This is what they say about Andrena fulva

The adults over winter in the ground and emerge in the spring. The females dig a tunnel into the ground, hence the need for easily workable soil, where the earth is bare or the grass is short. The tunnels are about 9mm in diameter and descend to a depth of 20 to 40 cm.
At the end of the tunnel the bee will construct an oval cell and provision it with pollen and nectar. An egg is laid in
the cell, which is then sealed up. She then goes on to construct other branches to her tunnel and repeats the process laying about 5 eggs in her lifetime.
On cold days bees need to warm up before they can fly and so females are often seen in the morning sunbathing by tunnel entrances. “

Illustration from “How stuff works”  here.

And below, a lovely photo from Dick at of his little tawny mining bee peeping out of her burrow.. he says;

“Once in their nest they stay quite still just below the opening until you get near and they shoot back down to the bottom of the nest, out of sight”

But, don’t worry about your pristine lawns.. just live with it for a few weeks and enjoy the bees. David Kendall is an Entomologist and has these kindly word for this pretty and useful bee,

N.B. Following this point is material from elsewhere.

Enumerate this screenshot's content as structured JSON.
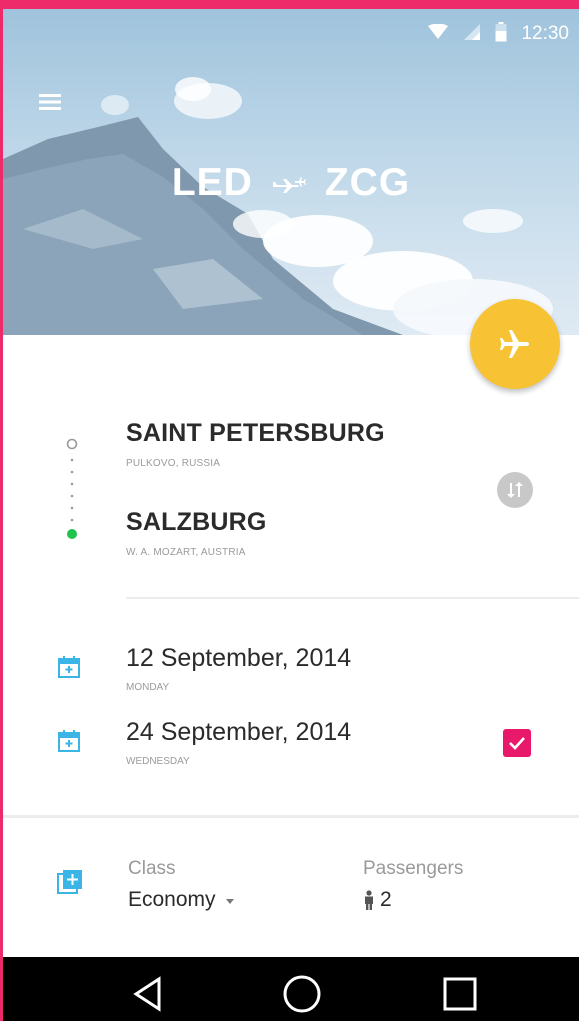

“The Tawny Mining Bee (Andrena fulva) is one of several species, commonly seen around gardens in early spring, which dig nest burrows in lawns and similar places.
This bee is about the same size as a honeybee, but covered with fairly dense golden hairs.
The female bee makes a small volcano-like mound with the soil excavated from the nest.

There may be many nests close together, giving the impression of communal life, but each female is actually working alone. Nesting activity lasts only a short time (perhaps 2-3 weeks), after which the small mounds of earth around each nest entrance soon disappear, with no permanent damage to the lawn.

Take care not to confuse solitary bee nest mounds with the mounds of earth caused by the nesting activity of ant colonies. Solitary bee mounds have a single large entrance hole in the middle, and by watching for a short while on a warm sunny day, you will see the bees coming and going to collect pollen.
If left alone, these bees will often nest in the same area year after year, and provide an annual service by pollinating your early flowering fruit trees and shrubs (apples, pears, currants and gooseberries) and other garden plants – so helping to ensure good crops later in the year.

from his very nice readable site “Insects and other Arthropods” here


Some preliminary sketches: I feel I should have included a little volcano and a ray of warming sunshine too.

sketch bg      colsk sm


Bee No 8: The Female Tawny Mining Bee, Andrena fulva

andrena col 

Watercolour on Arches HP w/col paper: image 3.5 “